Component data from apps and pages:
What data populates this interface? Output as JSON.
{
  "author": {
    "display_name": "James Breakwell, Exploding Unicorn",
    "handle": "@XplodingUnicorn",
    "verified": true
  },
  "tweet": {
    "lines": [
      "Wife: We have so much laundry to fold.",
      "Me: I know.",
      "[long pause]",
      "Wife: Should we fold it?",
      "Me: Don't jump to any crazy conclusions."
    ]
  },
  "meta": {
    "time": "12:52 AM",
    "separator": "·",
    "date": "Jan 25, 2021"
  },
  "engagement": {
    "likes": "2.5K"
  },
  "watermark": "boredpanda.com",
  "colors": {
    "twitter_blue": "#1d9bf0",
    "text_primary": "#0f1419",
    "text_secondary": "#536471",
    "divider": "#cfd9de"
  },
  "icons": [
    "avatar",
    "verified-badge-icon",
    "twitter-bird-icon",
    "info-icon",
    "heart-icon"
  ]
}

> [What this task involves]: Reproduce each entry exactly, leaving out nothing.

> [Answer to the problem]:
What data populates this interface? Output as JSON.
{
  "author": {
    "display_name": "James Breakwell, Exploding Unicorn",
    "handle": "@XplodingUnicorn",
    "verified": true
  },
  "tweet": {
    "lines": [
      "Wife: We have so much laundry to fold.",
      "Me: I know.",
      "[long pause]",
      "Wife: Should we fold it?",
      "Me: Don't jump to any crazy conclusions."
    ]
  },
  "meta": {
    "time": "12:52 AM",
    "separator": "·",
    "date": "Jan 25, 2021"
  },
  "engagement": {
    "likes": "2.5K"
  },
  "watermark": "boredpanda.com",
  "colors": {
    "twitter_blue": "#1d9bf0",
    "text_primary": "#0f1419",
    "text_secondary": "#536471",
    "divider": "#cfd9de"
  },
  "icons": [
    "avatar",
    "verified-badge-icon",
    "twitter-bird-icon",
    "info-icon",
    "heart-icon"
  ]
}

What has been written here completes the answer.